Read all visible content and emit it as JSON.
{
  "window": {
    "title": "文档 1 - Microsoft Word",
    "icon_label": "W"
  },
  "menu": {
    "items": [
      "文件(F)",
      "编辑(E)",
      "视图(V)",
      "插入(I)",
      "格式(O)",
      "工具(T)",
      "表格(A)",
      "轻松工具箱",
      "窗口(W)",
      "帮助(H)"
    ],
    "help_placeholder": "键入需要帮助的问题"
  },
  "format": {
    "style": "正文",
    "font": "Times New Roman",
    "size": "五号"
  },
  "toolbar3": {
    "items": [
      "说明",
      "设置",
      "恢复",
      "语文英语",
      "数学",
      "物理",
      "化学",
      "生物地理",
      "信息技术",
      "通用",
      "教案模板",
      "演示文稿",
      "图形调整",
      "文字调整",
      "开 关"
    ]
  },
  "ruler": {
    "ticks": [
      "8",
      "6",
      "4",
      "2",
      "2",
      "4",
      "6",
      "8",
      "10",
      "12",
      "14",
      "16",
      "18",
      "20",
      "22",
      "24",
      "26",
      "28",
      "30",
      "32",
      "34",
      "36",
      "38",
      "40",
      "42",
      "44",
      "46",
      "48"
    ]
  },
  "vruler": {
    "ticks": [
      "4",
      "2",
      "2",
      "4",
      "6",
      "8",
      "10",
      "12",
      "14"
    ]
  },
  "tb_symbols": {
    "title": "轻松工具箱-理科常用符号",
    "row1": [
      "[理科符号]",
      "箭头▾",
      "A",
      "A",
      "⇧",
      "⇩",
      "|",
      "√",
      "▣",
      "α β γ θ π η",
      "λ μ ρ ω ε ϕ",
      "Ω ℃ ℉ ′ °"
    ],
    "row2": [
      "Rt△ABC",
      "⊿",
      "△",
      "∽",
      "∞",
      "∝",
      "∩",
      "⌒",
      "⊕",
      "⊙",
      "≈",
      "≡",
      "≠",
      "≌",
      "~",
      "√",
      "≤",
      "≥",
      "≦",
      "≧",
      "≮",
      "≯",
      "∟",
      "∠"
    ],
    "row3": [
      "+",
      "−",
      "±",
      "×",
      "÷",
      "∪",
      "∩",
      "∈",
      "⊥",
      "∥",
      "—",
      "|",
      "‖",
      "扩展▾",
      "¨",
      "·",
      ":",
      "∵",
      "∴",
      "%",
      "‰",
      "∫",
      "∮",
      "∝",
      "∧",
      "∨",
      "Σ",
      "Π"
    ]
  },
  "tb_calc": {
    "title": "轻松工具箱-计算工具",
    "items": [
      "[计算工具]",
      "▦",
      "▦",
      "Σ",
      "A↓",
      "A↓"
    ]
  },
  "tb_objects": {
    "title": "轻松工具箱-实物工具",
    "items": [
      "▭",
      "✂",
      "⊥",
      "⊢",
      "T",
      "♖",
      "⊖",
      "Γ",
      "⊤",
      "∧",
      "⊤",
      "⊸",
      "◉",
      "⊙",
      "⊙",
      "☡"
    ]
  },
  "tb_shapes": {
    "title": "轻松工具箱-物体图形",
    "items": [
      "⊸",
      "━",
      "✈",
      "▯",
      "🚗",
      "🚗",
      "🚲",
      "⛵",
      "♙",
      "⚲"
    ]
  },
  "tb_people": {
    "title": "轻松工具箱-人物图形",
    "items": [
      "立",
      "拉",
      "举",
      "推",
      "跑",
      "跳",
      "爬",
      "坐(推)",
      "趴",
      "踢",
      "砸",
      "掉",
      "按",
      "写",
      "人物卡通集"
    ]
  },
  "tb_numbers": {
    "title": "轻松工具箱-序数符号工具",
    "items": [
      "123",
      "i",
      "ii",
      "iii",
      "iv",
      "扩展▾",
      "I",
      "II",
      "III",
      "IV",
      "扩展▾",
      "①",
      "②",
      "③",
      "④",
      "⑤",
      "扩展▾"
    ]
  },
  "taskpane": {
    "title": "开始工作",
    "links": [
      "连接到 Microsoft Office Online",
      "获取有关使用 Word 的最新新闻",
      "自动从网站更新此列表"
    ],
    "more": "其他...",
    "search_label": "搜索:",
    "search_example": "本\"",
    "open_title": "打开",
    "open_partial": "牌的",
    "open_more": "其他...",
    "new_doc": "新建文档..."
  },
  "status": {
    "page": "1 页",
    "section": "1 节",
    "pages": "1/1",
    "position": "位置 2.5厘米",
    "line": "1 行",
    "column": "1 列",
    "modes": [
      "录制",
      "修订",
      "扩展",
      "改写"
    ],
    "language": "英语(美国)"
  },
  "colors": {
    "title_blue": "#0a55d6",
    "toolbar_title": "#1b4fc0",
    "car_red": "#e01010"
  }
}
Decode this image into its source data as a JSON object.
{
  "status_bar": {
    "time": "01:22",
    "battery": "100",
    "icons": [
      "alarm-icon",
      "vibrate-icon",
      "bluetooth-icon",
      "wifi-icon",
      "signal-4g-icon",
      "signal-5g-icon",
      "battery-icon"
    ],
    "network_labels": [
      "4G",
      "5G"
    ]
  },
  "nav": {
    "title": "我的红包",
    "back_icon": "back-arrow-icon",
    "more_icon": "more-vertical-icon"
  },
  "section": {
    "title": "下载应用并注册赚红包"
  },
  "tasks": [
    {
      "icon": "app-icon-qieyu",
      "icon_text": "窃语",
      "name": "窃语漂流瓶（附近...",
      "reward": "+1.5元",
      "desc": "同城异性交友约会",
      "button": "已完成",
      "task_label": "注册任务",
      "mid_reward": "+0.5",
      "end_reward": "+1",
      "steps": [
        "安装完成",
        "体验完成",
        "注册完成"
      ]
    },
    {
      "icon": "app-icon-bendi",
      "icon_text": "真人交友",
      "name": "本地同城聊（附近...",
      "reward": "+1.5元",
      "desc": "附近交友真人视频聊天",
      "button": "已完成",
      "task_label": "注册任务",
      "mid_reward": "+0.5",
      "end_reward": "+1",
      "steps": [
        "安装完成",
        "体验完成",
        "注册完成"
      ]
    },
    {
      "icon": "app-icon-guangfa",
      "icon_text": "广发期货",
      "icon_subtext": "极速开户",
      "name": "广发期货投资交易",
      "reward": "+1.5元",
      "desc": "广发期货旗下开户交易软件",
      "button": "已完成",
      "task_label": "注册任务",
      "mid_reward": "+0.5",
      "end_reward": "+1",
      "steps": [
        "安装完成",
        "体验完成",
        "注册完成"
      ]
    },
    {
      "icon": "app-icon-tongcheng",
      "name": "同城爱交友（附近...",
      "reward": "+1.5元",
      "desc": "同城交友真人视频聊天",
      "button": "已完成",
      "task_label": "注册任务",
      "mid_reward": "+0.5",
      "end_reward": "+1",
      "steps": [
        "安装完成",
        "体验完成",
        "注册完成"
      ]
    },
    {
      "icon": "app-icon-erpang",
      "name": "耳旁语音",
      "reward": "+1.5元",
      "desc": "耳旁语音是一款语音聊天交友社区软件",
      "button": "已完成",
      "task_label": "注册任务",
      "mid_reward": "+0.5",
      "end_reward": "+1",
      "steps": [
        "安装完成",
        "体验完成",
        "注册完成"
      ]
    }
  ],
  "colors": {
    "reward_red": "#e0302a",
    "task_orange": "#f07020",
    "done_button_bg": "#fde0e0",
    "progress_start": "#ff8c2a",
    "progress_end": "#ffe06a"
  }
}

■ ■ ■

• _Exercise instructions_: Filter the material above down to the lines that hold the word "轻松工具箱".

• _Written reply_:
      "轻松工具箱",
    "title": "轻松工具箱-理科常用符号",
    "title": "轻松工具箱-计算工具",
    "title": "轻松工具箱-实物工具",
    "title": "轻松工具箱-物体图形",
    "title": "轻松工具箱-人物图形",
    "title": "轻松工具箱-序数符号工具",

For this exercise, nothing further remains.